(Dataset rows describing interfaces)
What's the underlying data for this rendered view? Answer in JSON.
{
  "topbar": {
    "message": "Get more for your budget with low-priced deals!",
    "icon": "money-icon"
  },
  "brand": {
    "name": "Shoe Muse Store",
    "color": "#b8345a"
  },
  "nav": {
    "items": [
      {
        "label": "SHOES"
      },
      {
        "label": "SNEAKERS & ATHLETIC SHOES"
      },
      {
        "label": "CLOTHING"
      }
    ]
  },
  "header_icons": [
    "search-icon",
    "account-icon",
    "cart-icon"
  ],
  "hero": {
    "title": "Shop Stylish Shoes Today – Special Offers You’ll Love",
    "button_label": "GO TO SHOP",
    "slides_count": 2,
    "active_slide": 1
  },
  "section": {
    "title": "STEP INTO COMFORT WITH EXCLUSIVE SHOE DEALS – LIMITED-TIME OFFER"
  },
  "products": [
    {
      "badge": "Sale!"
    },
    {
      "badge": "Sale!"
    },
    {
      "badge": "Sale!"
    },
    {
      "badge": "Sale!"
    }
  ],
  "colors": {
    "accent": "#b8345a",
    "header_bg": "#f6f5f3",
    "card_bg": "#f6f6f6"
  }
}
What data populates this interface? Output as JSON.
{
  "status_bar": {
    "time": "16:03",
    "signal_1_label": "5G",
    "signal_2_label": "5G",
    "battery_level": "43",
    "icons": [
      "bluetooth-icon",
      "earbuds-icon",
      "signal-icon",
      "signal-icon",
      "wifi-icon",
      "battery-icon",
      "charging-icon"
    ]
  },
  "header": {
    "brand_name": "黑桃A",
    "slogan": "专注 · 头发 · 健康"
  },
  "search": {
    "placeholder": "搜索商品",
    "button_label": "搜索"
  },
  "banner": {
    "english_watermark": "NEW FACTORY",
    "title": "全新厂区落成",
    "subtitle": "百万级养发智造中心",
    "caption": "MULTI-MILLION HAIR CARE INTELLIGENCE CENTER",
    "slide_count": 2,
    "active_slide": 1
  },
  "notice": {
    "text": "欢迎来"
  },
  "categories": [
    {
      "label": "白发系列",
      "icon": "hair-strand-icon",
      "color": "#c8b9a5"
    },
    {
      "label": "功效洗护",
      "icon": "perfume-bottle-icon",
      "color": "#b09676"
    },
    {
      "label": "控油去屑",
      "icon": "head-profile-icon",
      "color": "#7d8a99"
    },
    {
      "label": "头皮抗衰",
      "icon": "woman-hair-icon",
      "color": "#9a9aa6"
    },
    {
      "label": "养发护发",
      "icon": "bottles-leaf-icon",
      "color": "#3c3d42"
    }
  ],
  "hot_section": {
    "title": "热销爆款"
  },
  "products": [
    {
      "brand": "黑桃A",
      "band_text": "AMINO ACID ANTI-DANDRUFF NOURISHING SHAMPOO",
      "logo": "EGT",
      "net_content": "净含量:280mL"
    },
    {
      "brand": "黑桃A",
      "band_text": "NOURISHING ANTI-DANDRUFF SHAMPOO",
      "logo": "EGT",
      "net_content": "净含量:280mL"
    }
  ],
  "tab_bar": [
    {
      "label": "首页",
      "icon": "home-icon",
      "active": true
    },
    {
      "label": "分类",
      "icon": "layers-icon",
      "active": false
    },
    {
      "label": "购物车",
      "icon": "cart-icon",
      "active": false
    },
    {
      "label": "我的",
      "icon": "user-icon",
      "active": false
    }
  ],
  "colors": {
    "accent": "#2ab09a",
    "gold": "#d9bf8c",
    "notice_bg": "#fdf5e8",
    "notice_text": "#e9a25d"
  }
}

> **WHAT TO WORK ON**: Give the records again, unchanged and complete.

> **RESPONSE TO THIS TASK**:
What's the underlying data for this rendered view? Answer in JSON.
{
  "topbar": {
    "message": "Get more for your budget with low-priced deals!",
    "icon": "money-icon"
  },
  "brand": {
    "name": "Shoe Muse Store",
    "color": "#b8345a"
  },
  "nav": {
    "items": [
      {
        "label": "SHOES"
      },
      {
        "label": "SNEAKERS & ATHLETIC SHOES"
      },
      {
        "label": "CLOTHING"
      }
    ]
  },
  "header_icons": [
    "search-icon",
    "account-icon",
    "cart-icon"
  ],
  "hero": {
    "title": "Shop Stylish Shoes Today – Special Offers You’ll Love",
    "button_label": "GO TO SHOP",
    "slides_count": 2,
    "active_slide": 1
  },
  "section": {
    "title": "STEP INTO COMFORT WITH EXCLUSIVE SHOE DEALS – LIMITED-TIME OFFER"
  },
  "products": [
    {
      "badge": "Sale!"
    },
    {
      "badge": "Sale!"
    },
    {
      "badge": "Sale!"
    },
    {
      "badge": "Sale!"
    }
  ],
  "colors": {
    "accent": "#b8345a",
    "header_bg": "#f6f5f3",
    "card_bg": "#f6f6f6"
  }
}
What data populates this interface? Output as JSON.
{
  "status_bar": {
    "time": "16:03",
    "signal_1_label": "5G",
    "signal_2_label": "5G",
    "battery_level": "43",
    "icons": [
      "bluetooth-icon",
      "earbuds-icon",
      "signal-icon",
      "signal-icon",
      "wifi-icon",
      "battery-icon",
      "charging-icon"
    ]
  },
  "header": {
    "brand_name": "黑桃A",
    "slogan": "专注 · 头发 · 健康"
  },
  "search": {
    "placeholder": "搜索商品",
    "button_label": "搜索"
  },
  "banner": {
    "english_watermark": "NEW FACTORY",
    "title": "全新厂区落成",
    "subtitle": "百万级养发智造中心",
    "caption": "MULTI-MILLION HAIR CARE INTELLIGENCE CENTER",
    "slide_count": 2,
    "active_slide": 1
  },
  "notice": {
    "text": "欢迎来"
  },
  "categories": [
    {
      "label": "白发系列",
      "icon": "hair-strand-icon",
      "color": "#c8b9a5"
    },
    {
      "label": "功效洗护",
      "icon": "perfume-bottle-icon",
      "color": "#b09676"
    },
    {
      "label": "控油去屑",
      "icon": "head-profile-icon",
      "color": "#7d8a99"
    },
    {
      "label": "头皮抗衰",
      "icon": "woman-hair-icon",
      "color": "#9a9aa6"
    },
    {
      "label": "养发护发",
      "icon": "bottles-leaf-icon",
      "color": "#3c3d42"
    }
  ],
  "hot_section": {
    "title": "热销爆款"
  },
  "products": [
    {
      "brand": "黑桃A",
      "band_text": "AMINO ACID ANTI-DANDRUFF NOURISHING SHAMPOO",
      "logo": "EGT",
      "net_content": "净含量:280mL"
    },
    {
      "brand": "黑桃A",
      "band_text": "NOURISHING ANTI-DANDRUFF SHAMPOO",
      "logo": "EGT",
      "net_content": "净含量:280mL"
    }
  ],
  "tab_bar": [
    {
      "label": "首页",
      "icon": "home-icon",
      "active": true
    },
    {
      "label": "分类",
      "icon": "layers-icon",
      "active": false
    },
    {
      "label": "购物车",
      "icon": "cart-icon",
      "active": false
    },
    {
      "label": "我的",
      "icon": "user-icon",
      "active": false
    }
  ],
  "colors": {
    "accent": "#2ab09a",
    "gold": "#d9bf8c",
    "notice_bg": "#fdf5e8",
    "notice_text": "#e9a25d"
  }
}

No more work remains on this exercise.